In the data, find the word "time" and copy out every line that has it.

SUPPLIED MATERIAL —
=== Begin Enclosure ===
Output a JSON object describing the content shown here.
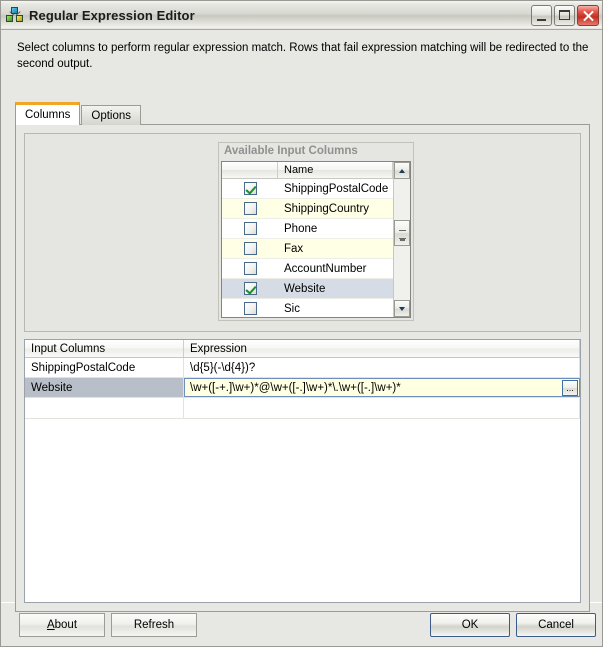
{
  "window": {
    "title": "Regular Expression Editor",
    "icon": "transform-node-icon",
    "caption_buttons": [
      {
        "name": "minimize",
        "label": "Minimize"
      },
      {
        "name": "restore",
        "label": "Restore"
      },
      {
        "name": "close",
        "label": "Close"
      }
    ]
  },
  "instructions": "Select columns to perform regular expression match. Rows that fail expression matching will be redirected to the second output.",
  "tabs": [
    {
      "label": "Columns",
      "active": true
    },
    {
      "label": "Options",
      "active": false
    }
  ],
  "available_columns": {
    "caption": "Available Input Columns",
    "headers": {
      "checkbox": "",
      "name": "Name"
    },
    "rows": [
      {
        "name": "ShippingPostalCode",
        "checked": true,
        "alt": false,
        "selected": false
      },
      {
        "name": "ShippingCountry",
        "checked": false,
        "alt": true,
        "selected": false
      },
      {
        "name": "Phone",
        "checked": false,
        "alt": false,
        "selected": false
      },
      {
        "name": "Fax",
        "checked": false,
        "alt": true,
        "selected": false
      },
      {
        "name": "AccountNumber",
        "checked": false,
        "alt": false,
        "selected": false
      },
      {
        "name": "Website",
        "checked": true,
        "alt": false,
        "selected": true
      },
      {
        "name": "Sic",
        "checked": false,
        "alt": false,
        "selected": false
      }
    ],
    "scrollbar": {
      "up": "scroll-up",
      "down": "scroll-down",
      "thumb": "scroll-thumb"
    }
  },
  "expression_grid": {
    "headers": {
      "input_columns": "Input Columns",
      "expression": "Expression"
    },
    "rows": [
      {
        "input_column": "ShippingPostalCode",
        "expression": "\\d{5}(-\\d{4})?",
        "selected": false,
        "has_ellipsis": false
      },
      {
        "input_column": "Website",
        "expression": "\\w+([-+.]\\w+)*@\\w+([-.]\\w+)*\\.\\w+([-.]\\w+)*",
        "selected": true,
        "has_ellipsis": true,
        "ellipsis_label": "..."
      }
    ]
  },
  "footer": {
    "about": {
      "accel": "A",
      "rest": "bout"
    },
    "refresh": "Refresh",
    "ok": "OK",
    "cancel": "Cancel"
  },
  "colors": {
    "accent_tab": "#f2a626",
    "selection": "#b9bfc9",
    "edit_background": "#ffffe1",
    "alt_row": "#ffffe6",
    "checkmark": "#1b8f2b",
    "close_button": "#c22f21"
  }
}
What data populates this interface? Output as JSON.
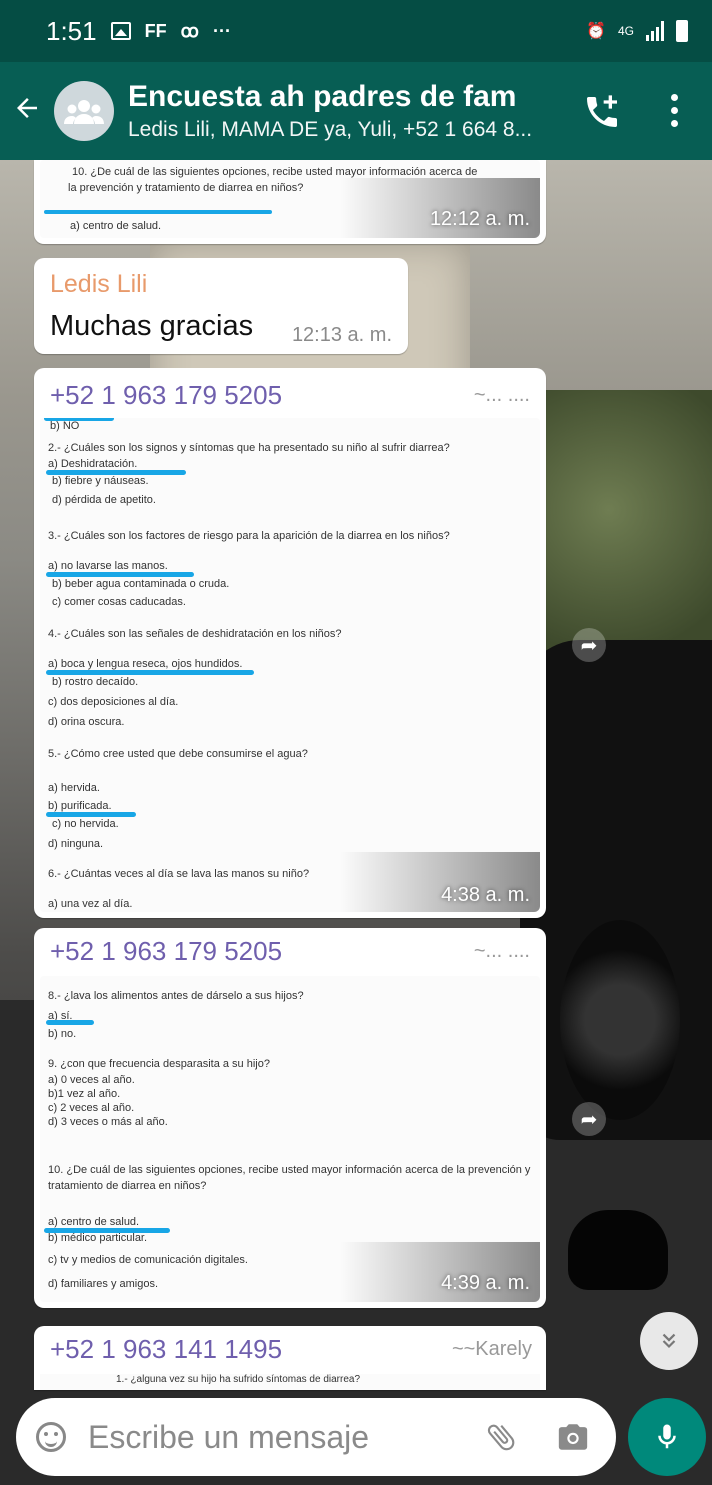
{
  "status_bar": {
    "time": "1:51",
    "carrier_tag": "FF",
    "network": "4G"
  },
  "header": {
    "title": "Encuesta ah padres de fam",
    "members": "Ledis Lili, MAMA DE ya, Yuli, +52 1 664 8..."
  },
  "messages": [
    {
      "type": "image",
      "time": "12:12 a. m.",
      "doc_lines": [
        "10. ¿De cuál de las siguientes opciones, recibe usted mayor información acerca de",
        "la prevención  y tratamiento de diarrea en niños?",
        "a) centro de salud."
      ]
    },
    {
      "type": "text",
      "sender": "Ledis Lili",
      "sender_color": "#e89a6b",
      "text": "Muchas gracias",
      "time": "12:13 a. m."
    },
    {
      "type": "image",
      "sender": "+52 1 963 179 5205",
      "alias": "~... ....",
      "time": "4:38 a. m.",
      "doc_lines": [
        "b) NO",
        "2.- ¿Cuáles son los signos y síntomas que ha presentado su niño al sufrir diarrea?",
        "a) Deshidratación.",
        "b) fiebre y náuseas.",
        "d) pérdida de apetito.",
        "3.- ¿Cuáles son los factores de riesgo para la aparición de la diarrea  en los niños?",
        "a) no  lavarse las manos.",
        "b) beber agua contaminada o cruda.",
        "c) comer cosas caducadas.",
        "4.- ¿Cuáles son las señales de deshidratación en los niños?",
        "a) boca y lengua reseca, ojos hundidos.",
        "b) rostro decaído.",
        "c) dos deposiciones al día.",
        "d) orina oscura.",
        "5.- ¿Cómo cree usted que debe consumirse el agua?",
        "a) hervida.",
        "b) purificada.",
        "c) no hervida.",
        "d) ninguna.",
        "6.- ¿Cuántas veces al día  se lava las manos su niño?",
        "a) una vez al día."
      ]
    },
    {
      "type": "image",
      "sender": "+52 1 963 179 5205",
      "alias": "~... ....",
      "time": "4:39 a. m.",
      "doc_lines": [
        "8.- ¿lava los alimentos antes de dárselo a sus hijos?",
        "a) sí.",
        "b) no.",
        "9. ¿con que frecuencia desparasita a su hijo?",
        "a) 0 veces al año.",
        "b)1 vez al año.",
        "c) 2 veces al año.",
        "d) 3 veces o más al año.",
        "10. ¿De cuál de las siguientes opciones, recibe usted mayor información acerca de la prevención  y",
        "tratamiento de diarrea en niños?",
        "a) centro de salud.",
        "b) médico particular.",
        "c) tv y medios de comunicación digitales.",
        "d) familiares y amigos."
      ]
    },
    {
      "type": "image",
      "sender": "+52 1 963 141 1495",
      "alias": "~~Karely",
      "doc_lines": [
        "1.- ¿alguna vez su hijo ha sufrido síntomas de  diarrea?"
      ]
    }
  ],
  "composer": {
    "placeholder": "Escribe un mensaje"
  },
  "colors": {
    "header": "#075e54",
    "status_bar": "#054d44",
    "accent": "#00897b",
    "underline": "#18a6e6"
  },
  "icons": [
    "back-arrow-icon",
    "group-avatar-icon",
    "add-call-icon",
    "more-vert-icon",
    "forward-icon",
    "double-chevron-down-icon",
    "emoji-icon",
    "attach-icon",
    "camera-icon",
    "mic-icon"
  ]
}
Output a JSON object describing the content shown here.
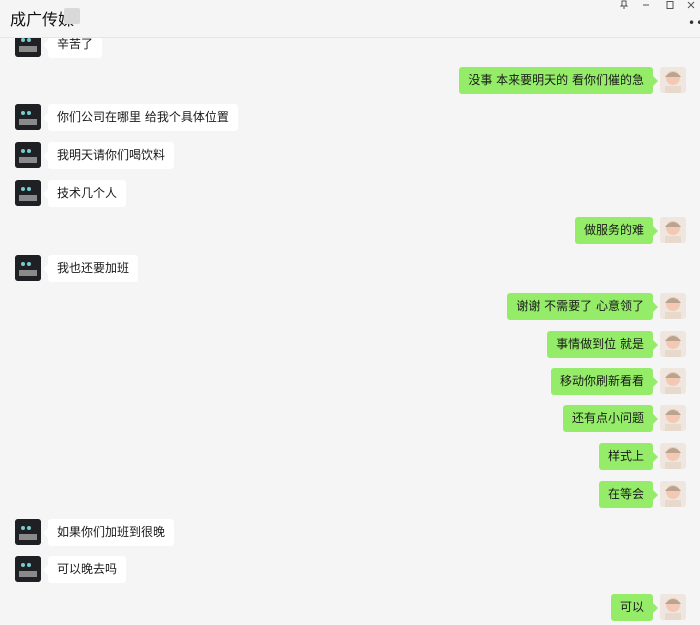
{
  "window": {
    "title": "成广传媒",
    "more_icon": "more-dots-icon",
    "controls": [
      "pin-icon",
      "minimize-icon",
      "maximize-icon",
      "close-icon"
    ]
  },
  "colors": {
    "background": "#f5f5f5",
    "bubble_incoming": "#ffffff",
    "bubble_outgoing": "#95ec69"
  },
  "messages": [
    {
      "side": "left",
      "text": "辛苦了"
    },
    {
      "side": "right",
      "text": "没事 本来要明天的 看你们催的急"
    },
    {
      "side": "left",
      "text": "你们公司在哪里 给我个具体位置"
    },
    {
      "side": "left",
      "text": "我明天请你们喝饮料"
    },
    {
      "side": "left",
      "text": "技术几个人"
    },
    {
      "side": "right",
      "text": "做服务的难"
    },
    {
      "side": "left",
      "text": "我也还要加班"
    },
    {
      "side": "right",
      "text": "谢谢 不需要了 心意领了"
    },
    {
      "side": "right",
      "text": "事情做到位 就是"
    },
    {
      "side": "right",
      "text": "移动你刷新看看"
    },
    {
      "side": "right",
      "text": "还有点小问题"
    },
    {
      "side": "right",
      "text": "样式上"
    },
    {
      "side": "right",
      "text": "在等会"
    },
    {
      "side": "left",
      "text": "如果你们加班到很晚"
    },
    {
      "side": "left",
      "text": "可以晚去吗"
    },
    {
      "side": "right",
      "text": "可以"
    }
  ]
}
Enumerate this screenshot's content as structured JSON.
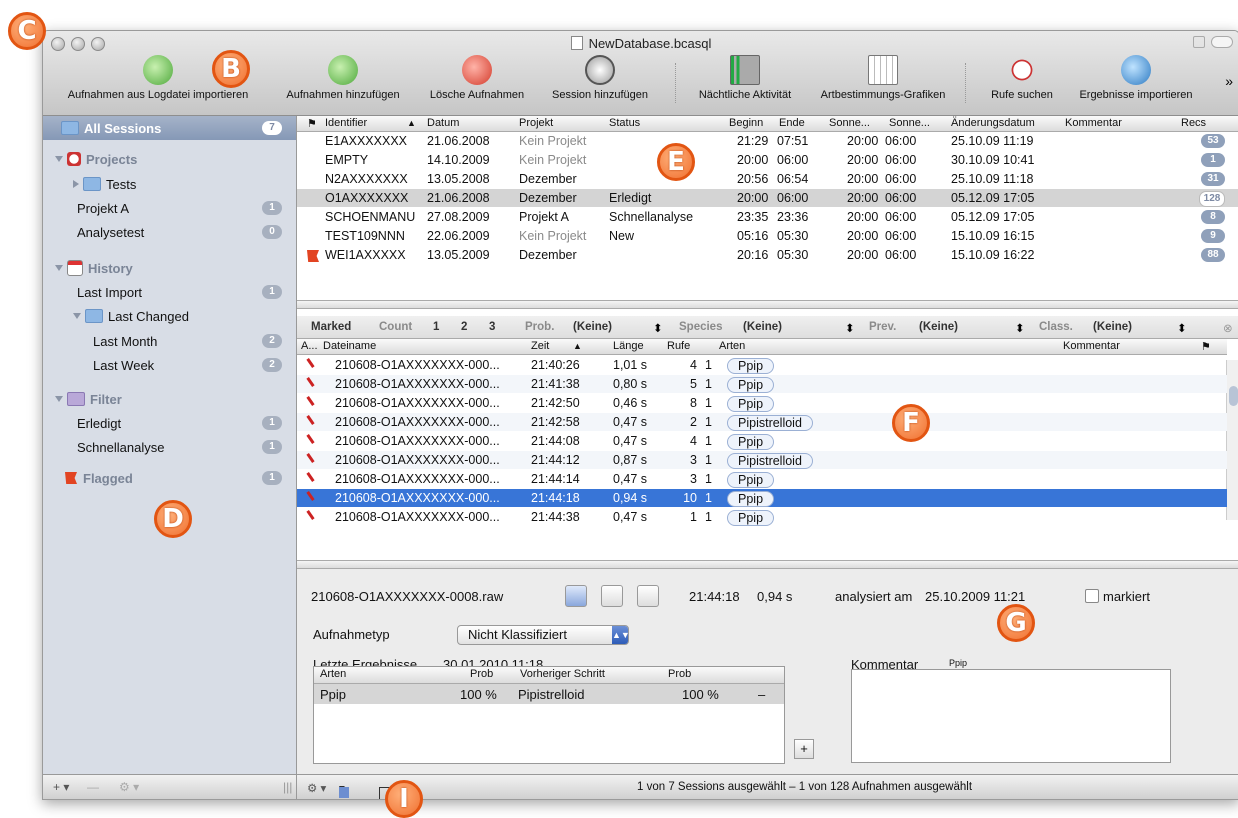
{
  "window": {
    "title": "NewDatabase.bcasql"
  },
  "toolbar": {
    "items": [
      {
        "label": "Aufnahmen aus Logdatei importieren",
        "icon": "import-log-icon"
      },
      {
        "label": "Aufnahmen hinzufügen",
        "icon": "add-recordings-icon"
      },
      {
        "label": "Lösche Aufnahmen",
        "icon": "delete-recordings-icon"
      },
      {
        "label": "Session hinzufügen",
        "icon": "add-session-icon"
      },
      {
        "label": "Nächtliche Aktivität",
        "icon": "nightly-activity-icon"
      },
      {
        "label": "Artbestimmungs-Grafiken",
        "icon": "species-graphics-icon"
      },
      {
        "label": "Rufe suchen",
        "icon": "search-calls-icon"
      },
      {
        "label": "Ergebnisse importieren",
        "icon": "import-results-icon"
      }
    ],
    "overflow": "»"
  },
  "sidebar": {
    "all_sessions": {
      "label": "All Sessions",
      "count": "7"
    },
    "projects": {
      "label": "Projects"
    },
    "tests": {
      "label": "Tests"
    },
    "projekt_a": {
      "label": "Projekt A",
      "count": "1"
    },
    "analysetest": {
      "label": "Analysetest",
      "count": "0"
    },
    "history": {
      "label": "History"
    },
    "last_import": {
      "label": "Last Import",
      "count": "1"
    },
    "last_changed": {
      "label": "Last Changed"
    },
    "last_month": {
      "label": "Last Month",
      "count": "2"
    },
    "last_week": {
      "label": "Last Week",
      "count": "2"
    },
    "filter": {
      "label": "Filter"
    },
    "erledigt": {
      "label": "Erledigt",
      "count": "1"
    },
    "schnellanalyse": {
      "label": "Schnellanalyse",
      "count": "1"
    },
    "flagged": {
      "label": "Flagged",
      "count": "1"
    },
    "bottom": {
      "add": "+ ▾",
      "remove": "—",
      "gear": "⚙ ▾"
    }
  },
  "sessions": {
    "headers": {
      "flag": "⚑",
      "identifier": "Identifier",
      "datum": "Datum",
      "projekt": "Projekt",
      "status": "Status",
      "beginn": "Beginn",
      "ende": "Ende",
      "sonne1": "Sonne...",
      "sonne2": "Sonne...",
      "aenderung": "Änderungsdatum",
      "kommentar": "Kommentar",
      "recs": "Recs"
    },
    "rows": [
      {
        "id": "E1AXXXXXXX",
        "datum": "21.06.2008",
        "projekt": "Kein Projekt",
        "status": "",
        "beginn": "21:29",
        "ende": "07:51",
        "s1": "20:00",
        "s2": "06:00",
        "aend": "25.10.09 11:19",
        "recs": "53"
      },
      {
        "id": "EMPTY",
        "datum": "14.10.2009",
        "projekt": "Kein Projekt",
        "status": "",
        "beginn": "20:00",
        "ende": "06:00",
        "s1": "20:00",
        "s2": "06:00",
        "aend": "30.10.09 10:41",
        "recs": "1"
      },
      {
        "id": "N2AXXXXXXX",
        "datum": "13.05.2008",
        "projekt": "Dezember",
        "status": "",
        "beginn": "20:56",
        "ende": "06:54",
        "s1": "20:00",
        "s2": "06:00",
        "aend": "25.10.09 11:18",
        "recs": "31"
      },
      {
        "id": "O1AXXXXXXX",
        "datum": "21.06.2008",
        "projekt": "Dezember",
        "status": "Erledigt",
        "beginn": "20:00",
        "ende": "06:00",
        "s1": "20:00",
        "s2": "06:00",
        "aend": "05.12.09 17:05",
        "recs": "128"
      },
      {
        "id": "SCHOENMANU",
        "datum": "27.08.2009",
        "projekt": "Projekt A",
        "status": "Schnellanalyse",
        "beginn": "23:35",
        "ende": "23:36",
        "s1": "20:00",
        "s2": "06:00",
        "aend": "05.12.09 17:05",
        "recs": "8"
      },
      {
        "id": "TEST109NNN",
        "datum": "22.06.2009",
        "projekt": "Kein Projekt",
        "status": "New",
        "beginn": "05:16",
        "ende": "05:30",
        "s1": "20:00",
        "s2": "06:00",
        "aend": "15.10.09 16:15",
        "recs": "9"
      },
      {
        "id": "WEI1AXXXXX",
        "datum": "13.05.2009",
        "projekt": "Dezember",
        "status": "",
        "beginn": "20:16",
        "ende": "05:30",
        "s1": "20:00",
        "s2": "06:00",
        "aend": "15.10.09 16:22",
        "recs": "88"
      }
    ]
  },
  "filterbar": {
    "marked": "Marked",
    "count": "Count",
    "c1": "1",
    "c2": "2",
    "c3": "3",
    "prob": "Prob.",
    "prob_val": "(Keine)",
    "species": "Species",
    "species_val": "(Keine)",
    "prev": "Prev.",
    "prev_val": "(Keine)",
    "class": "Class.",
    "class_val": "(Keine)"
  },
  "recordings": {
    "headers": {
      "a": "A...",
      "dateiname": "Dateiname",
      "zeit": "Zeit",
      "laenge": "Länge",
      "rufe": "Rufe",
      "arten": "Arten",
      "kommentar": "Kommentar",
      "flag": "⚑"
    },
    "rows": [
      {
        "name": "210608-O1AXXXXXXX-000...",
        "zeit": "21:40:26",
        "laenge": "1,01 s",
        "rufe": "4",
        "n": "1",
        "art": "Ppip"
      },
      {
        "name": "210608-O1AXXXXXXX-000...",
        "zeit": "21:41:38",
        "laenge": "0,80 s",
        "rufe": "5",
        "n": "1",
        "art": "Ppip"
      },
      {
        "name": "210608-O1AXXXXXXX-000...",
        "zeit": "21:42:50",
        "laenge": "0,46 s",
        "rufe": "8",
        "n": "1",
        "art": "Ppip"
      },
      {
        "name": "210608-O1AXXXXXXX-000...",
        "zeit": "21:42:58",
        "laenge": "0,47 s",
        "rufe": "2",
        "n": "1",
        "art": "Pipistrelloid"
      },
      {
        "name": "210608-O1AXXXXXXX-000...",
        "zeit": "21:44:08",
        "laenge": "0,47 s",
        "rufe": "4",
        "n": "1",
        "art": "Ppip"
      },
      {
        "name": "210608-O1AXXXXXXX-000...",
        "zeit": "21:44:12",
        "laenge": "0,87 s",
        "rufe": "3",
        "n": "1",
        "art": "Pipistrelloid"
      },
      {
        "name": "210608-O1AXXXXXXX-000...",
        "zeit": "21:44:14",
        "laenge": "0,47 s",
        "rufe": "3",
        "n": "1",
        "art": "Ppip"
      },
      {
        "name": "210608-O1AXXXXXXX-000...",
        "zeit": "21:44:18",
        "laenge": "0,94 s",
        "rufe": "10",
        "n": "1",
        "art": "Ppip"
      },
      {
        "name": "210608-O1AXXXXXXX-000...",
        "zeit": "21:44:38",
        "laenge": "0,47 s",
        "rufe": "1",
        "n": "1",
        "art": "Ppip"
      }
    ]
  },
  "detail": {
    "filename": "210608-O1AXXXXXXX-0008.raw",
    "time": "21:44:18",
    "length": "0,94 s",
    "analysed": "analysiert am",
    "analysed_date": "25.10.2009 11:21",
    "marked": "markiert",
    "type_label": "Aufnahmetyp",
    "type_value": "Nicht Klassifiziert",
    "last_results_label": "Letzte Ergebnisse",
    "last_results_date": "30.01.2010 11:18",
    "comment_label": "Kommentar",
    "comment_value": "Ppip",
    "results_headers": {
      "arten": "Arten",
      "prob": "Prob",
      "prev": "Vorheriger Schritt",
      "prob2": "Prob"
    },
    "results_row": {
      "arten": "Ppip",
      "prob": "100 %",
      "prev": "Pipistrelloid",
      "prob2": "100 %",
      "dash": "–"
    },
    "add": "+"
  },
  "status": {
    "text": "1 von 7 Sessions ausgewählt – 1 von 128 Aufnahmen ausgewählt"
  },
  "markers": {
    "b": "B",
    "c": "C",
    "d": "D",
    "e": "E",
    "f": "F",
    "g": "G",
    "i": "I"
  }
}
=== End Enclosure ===
EXERCISE SOLUTION —
    "time": "1:51",
      "time": "12:12 a. m.",
      "time": "12:13 a. m."
      "time": "4:38 a. m.",
      "time": "4:39 a. m.",
    "time": "21:44:18",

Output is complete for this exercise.